Exercise instructions:
Which lines below include the string "icon"? Please show each one.

Element data from apps and pages:
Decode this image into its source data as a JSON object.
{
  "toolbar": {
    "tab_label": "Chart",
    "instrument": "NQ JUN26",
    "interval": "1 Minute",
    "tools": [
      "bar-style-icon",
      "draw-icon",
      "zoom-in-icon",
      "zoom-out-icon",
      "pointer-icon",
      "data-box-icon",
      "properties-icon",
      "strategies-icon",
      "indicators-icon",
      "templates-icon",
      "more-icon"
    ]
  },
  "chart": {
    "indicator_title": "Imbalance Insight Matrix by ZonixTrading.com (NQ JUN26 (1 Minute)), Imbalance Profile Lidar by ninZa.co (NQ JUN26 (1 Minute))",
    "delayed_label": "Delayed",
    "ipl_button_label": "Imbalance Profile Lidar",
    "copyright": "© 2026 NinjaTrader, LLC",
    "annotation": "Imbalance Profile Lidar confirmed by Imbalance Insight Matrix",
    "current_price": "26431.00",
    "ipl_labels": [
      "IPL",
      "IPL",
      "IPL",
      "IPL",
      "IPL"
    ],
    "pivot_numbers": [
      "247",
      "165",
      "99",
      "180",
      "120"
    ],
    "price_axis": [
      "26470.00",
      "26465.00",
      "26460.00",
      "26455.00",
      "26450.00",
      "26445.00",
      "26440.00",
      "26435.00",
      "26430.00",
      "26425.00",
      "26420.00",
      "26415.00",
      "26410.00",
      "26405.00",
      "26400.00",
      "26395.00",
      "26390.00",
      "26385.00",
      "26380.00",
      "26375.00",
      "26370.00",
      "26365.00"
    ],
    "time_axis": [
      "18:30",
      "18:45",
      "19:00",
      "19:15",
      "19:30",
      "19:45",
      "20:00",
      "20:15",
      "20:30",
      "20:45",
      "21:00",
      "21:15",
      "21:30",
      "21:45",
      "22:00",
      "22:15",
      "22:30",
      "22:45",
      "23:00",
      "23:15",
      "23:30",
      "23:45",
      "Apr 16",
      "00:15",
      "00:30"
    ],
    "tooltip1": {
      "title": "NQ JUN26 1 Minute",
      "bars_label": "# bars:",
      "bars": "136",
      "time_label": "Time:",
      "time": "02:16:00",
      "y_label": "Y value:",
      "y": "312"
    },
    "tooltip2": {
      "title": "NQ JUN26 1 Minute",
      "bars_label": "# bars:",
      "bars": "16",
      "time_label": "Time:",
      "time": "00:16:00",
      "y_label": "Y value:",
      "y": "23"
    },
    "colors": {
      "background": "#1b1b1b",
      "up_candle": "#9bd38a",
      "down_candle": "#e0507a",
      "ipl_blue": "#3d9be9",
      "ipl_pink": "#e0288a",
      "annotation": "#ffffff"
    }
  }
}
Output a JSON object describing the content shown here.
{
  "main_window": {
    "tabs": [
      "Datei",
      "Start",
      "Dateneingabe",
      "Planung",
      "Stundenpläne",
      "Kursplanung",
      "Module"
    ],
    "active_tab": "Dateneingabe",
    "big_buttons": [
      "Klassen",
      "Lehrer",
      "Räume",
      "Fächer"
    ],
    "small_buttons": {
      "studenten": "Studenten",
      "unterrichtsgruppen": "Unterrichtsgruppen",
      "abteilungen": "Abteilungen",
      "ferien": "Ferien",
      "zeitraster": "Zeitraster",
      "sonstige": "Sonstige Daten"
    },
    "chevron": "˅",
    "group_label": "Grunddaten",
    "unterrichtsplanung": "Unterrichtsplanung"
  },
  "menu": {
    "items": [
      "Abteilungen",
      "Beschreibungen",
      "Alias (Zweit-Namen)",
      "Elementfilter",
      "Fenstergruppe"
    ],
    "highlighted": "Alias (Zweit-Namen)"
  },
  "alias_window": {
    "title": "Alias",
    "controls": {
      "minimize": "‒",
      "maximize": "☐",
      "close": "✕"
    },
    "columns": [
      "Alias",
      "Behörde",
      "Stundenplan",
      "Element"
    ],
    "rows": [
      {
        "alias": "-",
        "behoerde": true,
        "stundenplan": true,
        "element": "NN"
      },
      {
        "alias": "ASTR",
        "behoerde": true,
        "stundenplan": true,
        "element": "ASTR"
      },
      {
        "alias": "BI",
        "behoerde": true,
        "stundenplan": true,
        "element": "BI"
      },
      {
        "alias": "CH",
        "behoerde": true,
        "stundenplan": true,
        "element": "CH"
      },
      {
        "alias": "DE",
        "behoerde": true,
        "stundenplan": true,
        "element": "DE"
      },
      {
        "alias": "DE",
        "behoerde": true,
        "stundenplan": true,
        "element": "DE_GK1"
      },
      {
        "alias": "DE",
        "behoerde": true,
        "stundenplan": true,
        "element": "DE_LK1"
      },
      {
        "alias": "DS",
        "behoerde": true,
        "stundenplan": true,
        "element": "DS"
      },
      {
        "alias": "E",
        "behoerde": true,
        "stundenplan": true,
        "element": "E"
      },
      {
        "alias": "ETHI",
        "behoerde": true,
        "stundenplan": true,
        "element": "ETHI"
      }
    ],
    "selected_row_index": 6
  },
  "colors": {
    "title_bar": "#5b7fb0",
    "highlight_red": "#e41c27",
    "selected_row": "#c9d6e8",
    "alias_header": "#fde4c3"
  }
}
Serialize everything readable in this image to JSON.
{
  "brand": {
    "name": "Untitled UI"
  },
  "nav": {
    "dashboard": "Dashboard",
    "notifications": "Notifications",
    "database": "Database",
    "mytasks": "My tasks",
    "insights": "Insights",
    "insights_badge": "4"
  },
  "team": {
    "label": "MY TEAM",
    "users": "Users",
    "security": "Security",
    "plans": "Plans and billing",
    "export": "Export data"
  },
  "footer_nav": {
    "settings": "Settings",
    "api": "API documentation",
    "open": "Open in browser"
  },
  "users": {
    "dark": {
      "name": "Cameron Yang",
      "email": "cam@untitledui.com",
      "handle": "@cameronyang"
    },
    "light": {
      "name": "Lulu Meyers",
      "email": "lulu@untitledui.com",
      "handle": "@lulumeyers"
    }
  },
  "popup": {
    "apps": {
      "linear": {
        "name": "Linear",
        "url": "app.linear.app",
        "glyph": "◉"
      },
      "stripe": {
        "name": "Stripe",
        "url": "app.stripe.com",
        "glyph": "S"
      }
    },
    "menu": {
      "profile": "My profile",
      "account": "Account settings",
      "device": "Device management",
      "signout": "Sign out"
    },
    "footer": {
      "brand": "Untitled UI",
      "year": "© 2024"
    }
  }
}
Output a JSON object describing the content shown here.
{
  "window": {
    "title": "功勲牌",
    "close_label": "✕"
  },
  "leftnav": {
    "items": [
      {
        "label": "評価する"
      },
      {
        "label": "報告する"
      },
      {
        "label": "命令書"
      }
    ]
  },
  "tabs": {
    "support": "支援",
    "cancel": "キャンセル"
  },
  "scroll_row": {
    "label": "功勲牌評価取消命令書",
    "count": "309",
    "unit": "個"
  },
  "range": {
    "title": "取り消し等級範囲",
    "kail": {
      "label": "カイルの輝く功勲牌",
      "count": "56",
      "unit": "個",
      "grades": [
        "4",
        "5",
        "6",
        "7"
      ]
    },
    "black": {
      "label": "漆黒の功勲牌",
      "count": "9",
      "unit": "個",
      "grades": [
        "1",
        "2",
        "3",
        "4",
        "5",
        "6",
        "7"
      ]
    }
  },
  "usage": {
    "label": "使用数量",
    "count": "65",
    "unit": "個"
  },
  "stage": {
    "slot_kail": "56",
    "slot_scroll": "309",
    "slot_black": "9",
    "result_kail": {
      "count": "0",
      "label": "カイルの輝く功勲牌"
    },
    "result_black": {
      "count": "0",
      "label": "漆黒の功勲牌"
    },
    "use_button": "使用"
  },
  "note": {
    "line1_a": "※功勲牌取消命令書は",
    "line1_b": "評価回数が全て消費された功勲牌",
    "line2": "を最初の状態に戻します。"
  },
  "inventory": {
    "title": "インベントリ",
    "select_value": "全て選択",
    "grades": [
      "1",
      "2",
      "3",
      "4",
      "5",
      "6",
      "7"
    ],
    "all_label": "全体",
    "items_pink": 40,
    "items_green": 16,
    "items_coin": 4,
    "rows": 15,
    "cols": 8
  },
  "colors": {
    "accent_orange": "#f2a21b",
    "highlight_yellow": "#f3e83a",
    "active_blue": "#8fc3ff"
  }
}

Exercise answer:
      "bar-style-icon",
      "draw-icon",
      "zoom-in-icon",
      "zoom-out-icon",
      "pointer-icon",
      "data-box-icon",
      "properties-icon",
      "strategies-icon",
      "indicators-icon",
      "templates-icon",
      "more-icon"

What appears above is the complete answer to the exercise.